> _What you will do_
Each line of the listing where "添加服务值" appears should be reported.

> _Dataset excerpts_
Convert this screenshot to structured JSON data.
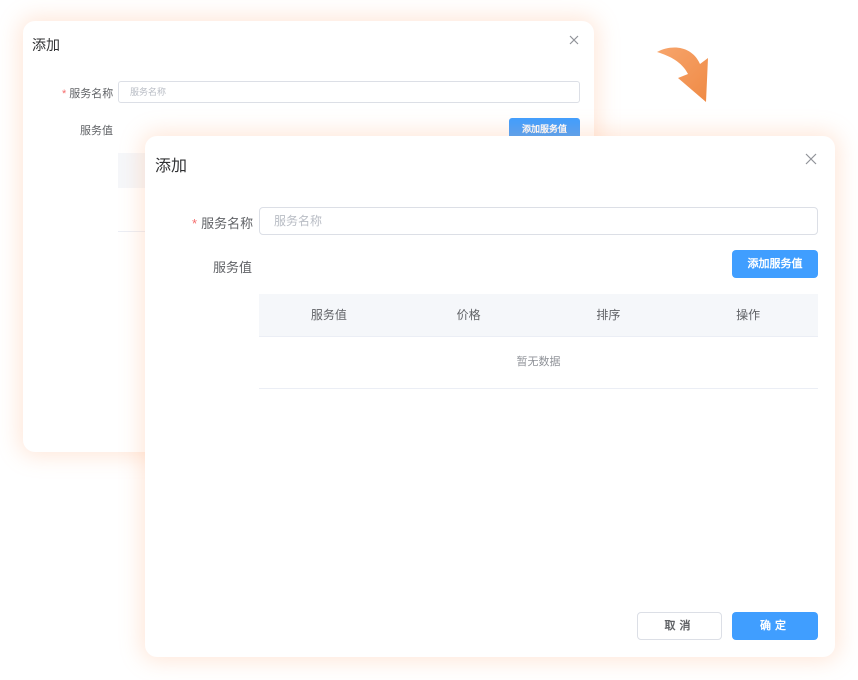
{
  "colors": {
    "primary": "#409eff",
    "required_star": "#f56c6c",
    "arrow_orange": "#f39a5a",
    "dialog_glow": "#ffd9c2"
  },
  "back_dialog": {
    "title": "添加",
    "required_star": "*",
    "service_name_label": "服务名称",
    "service_name_placeholder": "服务名称",
    "service_value_label": "服务值",
    "add_button_label": "添加服务值"
  },
  "front_dialog": {
    "title": "添加",
    "required_star": "*",
    "service_name_label": "服务名称",
    "service_name_placeholder": "服务名称",
    "service_value_label": "服务值",
    "add_button_label": "添加服务值",
    "table": {
      "columns": [
        "服务值",
        "价格",
        "排序",
        "操作"
      ],
      "empty_text": "暂无数据"
    },
    "cancel_label": "取消",
    "confirm_label": "确定"
  },
  "icons": {
    "close": "close-icon",
    "transition_arrow": "curved-arrow-icon"
  }
}
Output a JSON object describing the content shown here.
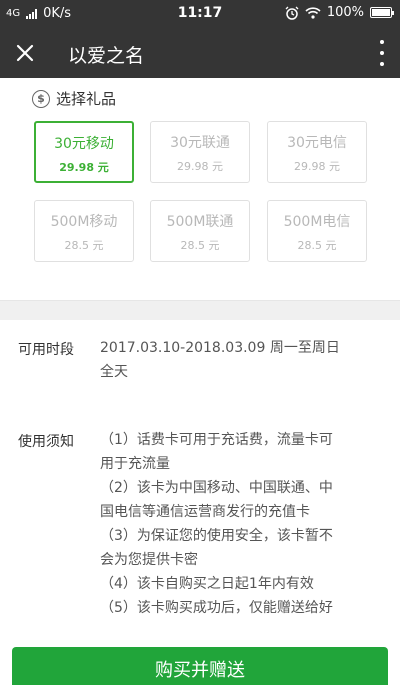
{
  "status_bar": {
    "network": "4G",
    "speed": "0K/s",
    "time": "11:17",
    "battery": "100%"
  },
  "nav": {
    "title": "以爱之名"
  },
  "gift": {
    "header": "选择礼品",
    "items": [
      {
        "name": "30元移动",
        "price": "29.98 元",
        "selected": true
      },
      {
        "name": "30元联通",
        "price": "29.98 元",
        "selected": false
      },
      {
        "name": "30元电信",
        "price": "29.98 元",
        "selected": false
      },
      {
        "name": "500M移动",
        "price": "28.5 元",
        "selected": false
      },
      {
        "name": "500M联通",
        "price": "28.5 元",
        "selected": false
      },
      {
        "name": "500M电信",
        "price": "28.5 元",
        "selected": false
      }
    ]
  },
  "availability": {
    "label": "可用时段",
    "lines": [
      "2017.03.10-2018.03.09 周一至周日",
      "全天"
    ]
  },
  "notes": {
    "label": "使用须知",
    "lines": [
      "（1）话费卡可用于充话费，流量卡可",
      "用于充流量",
      "（2）该卡为中国移动、中国联通、中",
      "国电信等通信运营商发行的充值卡",
      "（3）为保证您的使用安全，该卡暂不",
      "会为您提供卡密",
      "（4）该卡自购买之日起1年内有效",
      "（5）该卡购买成功后，仅能赠送给好"
    ]
  },
  "actions": {
    "buy_label": "购买并赠送"
  },
  "colors": {
    "accent": "#3cb035",
    "button": "#21a53a",
    "header_bg": "#353535"
  }
}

> _Answer section_
    "add_button_label": "添加服务值"
    "add_button_label": "添加服务值",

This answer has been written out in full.